Your instructions:
Please filter the entries for the word "Level" and copy every line that has it.

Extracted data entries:
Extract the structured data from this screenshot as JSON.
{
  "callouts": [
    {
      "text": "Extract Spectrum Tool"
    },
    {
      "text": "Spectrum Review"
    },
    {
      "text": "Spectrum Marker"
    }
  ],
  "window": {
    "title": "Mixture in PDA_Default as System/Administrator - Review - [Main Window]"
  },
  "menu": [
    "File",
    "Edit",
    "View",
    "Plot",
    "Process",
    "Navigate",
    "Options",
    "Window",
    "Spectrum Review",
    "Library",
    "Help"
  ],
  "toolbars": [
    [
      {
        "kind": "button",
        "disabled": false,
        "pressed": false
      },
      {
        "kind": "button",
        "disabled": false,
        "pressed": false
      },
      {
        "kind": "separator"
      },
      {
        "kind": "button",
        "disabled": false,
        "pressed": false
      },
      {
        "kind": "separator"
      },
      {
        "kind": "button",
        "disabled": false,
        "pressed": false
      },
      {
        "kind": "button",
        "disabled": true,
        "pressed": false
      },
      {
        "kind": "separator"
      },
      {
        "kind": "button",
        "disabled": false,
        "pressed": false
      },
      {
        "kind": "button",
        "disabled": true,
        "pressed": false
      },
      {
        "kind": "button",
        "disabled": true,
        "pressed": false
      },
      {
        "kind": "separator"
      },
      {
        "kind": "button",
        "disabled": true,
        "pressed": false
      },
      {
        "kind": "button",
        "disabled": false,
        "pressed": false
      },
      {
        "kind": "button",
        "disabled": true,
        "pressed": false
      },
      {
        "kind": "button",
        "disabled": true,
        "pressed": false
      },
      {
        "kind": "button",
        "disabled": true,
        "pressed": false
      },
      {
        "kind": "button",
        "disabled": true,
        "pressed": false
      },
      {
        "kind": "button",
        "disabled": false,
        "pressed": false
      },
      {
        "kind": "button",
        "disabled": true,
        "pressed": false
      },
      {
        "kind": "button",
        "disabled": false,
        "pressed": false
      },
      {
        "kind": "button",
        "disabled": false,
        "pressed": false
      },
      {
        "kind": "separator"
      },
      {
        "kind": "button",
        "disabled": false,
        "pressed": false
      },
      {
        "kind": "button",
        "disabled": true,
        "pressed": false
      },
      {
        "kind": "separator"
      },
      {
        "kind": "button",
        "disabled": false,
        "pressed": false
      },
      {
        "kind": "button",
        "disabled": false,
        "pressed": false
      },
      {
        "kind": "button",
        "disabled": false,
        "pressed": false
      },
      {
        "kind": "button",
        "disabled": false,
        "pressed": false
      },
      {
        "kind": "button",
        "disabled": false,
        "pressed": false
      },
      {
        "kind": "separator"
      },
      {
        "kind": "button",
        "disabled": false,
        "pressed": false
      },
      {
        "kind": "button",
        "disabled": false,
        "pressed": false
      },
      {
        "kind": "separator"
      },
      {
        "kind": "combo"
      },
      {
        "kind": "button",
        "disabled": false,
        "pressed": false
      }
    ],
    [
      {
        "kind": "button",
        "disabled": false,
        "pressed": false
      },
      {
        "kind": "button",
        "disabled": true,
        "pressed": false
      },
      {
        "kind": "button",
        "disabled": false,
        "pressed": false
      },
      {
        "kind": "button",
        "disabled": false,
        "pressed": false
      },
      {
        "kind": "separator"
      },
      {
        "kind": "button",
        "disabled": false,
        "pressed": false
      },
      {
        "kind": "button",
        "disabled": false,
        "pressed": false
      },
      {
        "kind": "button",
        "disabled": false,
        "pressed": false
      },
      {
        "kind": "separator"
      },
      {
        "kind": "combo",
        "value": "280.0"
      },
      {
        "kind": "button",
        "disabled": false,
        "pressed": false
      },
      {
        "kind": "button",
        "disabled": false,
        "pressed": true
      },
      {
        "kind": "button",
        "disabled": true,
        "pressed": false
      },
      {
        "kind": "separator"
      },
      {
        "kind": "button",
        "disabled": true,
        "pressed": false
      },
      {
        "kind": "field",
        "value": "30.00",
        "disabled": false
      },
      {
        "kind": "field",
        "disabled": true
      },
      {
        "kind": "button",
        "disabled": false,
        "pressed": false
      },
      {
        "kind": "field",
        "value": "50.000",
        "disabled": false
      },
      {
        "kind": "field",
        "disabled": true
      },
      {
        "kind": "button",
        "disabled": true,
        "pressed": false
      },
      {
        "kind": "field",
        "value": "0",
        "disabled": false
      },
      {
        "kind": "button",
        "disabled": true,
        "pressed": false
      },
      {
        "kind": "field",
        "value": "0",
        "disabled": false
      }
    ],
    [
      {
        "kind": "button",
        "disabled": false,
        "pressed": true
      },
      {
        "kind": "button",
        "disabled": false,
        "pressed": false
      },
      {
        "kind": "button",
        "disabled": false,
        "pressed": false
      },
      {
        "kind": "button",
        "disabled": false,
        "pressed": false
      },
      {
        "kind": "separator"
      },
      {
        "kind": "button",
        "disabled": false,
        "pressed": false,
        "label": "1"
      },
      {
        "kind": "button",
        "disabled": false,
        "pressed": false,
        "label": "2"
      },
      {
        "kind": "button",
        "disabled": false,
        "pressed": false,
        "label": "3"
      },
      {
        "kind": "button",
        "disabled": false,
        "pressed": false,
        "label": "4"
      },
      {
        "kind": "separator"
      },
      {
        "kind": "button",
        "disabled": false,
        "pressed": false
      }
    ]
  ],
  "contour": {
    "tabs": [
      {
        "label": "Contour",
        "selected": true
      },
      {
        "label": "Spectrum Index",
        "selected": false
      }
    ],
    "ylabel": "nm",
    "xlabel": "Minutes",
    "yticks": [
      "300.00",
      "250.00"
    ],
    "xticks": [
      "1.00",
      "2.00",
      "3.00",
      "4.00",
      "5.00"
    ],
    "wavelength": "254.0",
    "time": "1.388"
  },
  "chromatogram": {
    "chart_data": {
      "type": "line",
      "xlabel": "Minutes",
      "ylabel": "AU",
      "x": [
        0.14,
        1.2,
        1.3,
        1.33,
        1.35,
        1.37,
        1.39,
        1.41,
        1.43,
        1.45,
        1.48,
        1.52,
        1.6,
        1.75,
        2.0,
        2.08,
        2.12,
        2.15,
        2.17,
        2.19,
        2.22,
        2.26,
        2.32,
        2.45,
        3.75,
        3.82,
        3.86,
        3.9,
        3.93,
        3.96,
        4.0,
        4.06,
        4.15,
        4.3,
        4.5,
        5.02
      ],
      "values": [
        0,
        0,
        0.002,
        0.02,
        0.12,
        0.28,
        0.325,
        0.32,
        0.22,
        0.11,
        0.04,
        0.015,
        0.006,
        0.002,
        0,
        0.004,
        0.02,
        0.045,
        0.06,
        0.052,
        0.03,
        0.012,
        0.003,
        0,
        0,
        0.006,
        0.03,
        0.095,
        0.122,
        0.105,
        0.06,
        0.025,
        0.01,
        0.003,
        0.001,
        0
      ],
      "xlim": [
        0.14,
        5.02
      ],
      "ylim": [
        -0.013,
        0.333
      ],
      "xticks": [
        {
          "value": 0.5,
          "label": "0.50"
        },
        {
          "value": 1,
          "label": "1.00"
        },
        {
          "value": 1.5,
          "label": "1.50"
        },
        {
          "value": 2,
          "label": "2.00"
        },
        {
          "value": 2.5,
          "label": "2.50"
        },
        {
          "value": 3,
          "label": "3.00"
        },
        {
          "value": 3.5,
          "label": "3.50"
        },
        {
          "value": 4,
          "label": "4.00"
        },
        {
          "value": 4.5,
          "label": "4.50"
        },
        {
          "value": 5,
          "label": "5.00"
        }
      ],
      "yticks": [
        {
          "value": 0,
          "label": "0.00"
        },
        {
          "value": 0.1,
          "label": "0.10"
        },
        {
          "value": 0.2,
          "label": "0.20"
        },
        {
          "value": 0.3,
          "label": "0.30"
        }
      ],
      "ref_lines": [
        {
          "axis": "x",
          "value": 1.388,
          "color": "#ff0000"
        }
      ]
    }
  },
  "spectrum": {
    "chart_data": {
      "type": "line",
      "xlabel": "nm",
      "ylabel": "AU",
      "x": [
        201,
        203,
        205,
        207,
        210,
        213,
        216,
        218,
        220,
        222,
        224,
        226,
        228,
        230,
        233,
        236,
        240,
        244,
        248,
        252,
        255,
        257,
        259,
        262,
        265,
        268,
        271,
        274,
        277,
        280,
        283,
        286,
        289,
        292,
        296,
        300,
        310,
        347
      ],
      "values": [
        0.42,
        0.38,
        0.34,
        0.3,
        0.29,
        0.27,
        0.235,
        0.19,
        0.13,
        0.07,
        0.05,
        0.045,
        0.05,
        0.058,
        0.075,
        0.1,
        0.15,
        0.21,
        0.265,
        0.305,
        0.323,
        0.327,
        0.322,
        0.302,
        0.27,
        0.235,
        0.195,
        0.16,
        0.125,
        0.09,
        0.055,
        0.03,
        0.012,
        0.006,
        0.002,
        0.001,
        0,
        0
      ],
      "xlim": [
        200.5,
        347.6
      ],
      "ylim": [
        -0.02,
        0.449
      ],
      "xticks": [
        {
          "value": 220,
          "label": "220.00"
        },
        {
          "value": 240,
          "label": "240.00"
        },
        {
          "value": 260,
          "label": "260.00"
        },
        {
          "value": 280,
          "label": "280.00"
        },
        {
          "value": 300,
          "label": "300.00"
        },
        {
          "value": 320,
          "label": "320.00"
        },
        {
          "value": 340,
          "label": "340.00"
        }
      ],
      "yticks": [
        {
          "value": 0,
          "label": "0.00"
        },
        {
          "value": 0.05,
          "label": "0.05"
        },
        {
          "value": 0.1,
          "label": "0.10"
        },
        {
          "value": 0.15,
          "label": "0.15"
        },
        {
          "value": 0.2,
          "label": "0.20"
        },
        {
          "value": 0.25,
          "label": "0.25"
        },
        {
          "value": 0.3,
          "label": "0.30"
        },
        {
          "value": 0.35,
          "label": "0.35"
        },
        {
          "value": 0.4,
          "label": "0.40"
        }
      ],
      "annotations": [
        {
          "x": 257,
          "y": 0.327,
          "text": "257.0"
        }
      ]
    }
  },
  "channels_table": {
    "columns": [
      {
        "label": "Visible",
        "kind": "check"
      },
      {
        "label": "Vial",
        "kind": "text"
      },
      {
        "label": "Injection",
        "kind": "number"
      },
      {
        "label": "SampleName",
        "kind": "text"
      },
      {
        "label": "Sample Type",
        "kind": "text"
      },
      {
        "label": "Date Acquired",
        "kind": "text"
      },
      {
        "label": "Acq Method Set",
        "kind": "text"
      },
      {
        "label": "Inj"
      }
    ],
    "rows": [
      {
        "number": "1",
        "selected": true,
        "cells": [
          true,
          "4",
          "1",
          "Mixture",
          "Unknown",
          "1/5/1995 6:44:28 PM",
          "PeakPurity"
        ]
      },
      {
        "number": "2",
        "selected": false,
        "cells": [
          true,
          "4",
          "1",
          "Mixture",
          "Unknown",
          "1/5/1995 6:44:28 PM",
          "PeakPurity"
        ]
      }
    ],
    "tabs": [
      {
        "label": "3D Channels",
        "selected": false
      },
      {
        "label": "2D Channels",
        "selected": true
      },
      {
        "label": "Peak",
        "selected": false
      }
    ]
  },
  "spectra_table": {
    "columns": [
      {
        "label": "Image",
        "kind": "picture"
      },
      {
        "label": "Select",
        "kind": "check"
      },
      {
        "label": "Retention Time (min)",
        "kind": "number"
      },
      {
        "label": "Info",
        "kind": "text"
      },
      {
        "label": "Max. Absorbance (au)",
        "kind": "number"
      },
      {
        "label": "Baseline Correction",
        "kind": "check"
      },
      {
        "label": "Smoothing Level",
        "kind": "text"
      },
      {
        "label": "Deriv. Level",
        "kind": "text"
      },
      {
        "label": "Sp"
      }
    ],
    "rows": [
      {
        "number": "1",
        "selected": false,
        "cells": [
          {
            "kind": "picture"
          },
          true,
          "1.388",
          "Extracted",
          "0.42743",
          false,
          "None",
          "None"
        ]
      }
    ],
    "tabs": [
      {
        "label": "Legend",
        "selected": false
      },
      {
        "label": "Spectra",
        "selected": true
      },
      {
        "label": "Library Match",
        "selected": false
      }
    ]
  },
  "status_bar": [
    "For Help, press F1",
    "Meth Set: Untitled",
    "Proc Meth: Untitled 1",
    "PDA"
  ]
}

Task solution:
        "label": "Smoothing Level",
        "label": "Deriv. Level",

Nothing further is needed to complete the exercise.